Charles Gwathmey’s residential masterpiece, a modest but pioneering home for his parents in the Hamptons, looks as fresh today as it did in 1965. Even after subtle updates—like a new privet hedge—the house maintains the efficient yet spacious feel that helped make it an American icon, especially successful on a regional scale and once described as “more convincing than anything else in the Hamptons.” Inside, the slim cedar boards wrap the walls horizontally, a visual trick that seemingly expands the home’s petite footprint.
Six stories high, crowned with a pool, and with a direct lineage back to the Bauhaus, a new town house in Tel Aviv manages to both embrace and provide refuge from the teeming Israeli city. Tall and surprisingly open, the Tel Aviv Town House by Pitsou Kedem Architects continues in the tradition of its Bauhaus-inspired neighbors with a white facade and black window frames.
With the white exterior and huge black-framed windows, this six-story, 4,843-square-foot town house with the is a contemporary update on Bauhaus forms. Inside, suspended floors mean that each level is both open and adaptable, and because the house is divided up between so many floors, the black steel staircase doubles as an architectural showpiece and a perpetually used bit of circulation.
As the facade of a Bates Masi-designed home in Water Mill, New York, rises from eight to 14 feet high, the mahogany planks subtly widen. “It was quite a demand to make of the contractor,” architect Paul Masi says. “But the design was so much about traveling through the site and weaving [the house] together with the deck.”

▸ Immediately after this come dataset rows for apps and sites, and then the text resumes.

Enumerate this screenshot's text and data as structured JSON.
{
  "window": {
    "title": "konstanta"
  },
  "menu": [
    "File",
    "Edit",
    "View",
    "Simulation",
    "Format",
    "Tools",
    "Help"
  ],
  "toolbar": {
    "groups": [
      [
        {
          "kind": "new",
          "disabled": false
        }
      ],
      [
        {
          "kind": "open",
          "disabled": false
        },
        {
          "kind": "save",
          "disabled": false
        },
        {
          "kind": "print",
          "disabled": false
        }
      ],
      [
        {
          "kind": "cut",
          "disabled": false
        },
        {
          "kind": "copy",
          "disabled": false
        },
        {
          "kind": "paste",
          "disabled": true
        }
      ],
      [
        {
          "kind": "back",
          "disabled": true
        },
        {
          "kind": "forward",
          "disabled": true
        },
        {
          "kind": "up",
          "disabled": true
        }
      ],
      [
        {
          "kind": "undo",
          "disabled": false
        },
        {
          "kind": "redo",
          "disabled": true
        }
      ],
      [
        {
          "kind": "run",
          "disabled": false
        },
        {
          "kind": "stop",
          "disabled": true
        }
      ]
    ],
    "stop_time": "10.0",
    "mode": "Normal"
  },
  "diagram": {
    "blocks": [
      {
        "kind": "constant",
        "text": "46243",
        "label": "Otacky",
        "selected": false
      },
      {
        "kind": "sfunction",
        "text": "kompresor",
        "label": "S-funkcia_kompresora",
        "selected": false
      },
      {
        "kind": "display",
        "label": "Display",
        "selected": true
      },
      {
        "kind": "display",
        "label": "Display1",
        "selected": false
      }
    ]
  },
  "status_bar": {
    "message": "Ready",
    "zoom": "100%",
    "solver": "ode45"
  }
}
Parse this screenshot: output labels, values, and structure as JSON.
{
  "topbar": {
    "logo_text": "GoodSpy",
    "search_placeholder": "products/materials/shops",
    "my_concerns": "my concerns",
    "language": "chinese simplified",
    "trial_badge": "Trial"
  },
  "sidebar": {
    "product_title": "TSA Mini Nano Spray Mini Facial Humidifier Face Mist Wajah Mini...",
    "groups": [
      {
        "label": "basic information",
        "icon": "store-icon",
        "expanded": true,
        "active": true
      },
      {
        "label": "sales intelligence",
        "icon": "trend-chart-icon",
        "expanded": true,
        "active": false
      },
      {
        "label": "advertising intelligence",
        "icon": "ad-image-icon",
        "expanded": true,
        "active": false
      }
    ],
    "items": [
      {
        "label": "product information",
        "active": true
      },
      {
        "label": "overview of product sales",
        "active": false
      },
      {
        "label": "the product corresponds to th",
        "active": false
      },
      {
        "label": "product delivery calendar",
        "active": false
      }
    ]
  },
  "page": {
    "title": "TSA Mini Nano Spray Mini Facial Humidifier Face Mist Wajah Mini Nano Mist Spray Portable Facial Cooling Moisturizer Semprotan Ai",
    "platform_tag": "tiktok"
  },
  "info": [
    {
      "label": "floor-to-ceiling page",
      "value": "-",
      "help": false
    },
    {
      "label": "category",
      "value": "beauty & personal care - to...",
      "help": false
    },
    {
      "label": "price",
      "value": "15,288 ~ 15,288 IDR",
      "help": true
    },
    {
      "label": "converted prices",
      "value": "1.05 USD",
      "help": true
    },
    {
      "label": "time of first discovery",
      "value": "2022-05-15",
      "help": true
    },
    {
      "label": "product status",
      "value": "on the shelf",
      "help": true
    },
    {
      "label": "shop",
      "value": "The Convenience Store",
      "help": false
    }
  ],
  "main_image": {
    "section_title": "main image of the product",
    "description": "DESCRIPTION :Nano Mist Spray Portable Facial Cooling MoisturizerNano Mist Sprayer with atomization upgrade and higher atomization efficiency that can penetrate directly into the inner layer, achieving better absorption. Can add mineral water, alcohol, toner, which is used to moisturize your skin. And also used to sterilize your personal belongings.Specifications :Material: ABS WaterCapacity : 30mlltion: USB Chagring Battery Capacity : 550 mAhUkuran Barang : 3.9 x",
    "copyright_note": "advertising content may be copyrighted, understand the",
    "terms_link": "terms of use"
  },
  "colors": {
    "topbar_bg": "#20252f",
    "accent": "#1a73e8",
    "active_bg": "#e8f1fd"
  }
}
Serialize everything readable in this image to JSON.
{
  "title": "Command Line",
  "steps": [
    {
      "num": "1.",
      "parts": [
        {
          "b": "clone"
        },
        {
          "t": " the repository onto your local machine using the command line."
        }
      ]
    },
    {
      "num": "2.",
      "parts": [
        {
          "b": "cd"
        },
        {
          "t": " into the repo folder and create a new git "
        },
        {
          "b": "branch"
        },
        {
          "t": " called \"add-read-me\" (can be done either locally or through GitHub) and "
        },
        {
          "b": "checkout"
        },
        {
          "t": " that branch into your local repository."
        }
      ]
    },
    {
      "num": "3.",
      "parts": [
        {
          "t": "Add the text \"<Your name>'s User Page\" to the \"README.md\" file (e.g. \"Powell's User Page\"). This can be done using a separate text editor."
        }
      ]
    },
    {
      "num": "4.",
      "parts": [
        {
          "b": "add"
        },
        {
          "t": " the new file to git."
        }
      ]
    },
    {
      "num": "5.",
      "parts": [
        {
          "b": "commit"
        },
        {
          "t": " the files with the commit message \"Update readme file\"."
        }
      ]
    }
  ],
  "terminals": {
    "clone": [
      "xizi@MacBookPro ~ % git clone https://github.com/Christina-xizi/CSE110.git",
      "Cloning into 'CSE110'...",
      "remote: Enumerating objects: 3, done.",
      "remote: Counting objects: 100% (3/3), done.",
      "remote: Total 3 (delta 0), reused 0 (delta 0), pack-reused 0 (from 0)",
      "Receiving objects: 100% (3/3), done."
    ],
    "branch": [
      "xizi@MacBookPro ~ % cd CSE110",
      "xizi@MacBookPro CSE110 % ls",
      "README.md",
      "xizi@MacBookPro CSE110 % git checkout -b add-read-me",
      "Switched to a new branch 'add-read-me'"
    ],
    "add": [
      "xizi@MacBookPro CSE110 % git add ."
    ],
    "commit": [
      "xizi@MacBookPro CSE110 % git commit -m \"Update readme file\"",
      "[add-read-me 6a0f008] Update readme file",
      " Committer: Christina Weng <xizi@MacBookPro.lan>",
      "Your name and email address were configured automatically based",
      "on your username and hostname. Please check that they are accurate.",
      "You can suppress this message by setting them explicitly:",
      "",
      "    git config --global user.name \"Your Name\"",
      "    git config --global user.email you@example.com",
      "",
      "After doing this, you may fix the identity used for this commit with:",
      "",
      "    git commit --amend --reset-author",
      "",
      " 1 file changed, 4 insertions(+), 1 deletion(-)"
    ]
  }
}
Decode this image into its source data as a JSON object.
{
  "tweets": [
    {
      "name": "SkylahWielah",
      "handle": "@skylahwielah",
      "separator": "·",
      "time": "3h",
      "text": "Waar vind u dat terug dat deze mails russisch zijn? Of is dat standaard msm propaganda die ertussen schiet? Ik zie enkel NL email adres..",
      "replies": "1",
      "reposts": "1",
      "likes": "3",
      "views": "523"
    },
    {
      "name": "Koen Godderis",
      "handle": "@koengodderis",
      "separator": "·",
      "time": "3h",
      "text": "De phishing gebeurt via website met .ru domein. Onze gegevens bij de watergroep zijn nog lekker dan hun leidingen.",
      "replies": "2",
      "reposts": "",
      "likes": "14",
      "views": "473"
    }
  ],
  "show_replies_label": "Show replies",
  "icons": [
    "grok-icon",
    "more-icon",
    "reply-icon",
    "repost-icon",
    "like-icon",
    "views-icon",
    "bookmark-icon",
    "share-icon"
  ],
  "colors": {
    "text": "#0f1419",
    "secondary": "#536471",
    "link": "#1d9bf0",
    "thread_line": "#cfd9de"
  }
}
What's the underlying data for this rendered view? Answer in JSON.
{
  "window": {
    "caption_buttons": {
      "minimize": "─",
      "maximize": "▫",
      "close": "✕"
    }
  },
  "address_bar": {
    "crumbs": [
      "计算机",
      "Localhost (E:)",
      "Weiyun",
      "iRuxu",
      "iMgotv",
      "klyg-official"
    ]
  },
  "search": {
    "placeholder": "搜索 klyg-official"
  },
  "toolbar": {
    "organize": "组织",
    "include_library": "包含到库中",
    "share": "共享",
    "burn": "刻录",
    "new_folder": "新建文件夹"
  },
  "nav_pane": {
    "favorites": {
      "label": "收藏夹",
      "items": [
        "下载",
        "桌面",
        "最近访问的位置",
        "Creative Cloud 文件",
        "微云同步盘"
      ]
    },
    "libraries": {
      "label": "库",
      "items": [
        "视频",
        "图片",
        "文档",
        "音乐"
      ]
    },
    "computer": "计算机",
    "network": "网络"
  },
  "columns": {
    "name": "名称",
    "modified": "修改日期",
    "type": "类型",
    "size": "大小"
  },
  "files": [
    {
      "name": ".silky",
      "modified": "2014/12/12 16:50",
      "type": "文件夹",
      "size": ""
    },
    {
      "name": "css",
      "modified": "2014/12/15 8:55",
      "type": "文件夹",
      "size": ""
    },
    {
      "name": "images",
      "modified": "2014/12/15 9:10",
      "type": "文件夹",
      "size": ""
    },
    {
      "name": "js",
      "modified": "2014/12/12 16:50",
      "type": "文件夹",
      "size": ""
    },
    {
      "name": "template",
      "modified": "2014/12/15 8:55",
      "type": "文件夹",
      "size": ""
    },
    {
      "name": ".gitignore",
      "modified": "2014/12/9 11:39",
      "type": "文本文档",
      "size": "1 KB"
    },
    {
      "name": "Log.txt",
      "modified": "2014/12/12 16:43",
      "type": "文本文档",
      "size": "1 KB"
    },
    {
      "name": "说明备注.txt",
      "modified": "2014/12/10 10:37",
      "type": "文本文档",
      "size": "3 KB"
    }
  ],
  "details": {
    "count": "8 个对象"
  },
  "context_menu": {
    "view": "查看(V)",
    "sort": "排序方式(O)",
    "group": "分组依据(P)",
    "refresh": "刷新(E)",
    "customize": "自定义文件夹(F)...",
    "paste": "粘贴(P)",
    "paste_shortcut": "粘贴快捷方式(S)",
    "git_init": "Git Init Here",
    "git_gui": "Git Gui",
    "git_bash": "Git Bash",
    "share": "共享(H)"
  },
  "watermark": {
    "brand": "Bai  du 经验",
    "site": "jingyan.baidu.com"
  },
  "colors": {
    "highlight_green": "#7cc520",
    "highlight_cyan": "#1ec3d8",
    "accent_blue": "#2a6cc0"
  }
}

With this elegant steel prototype, Marmol Radziner and Associates launch a new prefab venture with the goal of bringing their modern design sensibilities to a broader market.
When you think of prefab, “palatial” is probably not what comes to mind. But as you take the bend of the desert road, their house—4,500 square feet of sturdy steel modules (2,100 interior square feet and 2,450 covered exterior square feet) rooted onto a concrete pad atop an untamed hill—looms into view like a sleek metal oasis.
"Pulling the buildings apart allows what is not a big house to feel really big," says architect Jonathan Feldman of the sustainable retirement home he built for a couple in California. "Because of the ways it opens up, it feels much more expansive than it really is."
By eliminating walls and incorporating a series of interior gardens, architect José Roberto Paredes created an eclectic and inspired beach house at the northern end of El Salvador’s coast.
Bas van Bolderen and Willem van Bolderen designed a new home in a small Dutch town for a couple who had lost their centuries-old home to a fire. The architect-brothers were able to complete the dwelling in just eight months so the couple’s lives could return to normal. Soaring ceilings and lots of open space make visits from their grandchildren frequent. "They can bike and run around inside and with the walls of windows, we can keep an eye on them when they’re outside," says one of the residents. Large paper lamps illuminate the double-height dining area and stairway.
Clad in a rich wood palette, architect Charles Gane's summer cottage on the Georgian Bay draws all its energy needs from a mighty solar array. The home maintains remarkable material consistency, with Douglas fir cladding the beams, kitchen countertop, and interior walls. The open-plan kitchen absorbs views of the lake through an expansive glass wall.
The acclaimed Italian designers Ludovica+Roberto Palomba carved a serene retreat out of a 17th-century oil mill in Salento, filling it with custom creations and their greatest hits. The couple realized that they could put their own imprint on the house but still retain its raw spirit, keeping the ancient stone floors, walls, and arches intact. The nearly all-white dwelling is filled with the couple’s designs and is a fitting stage for a dramatic presentation of their work.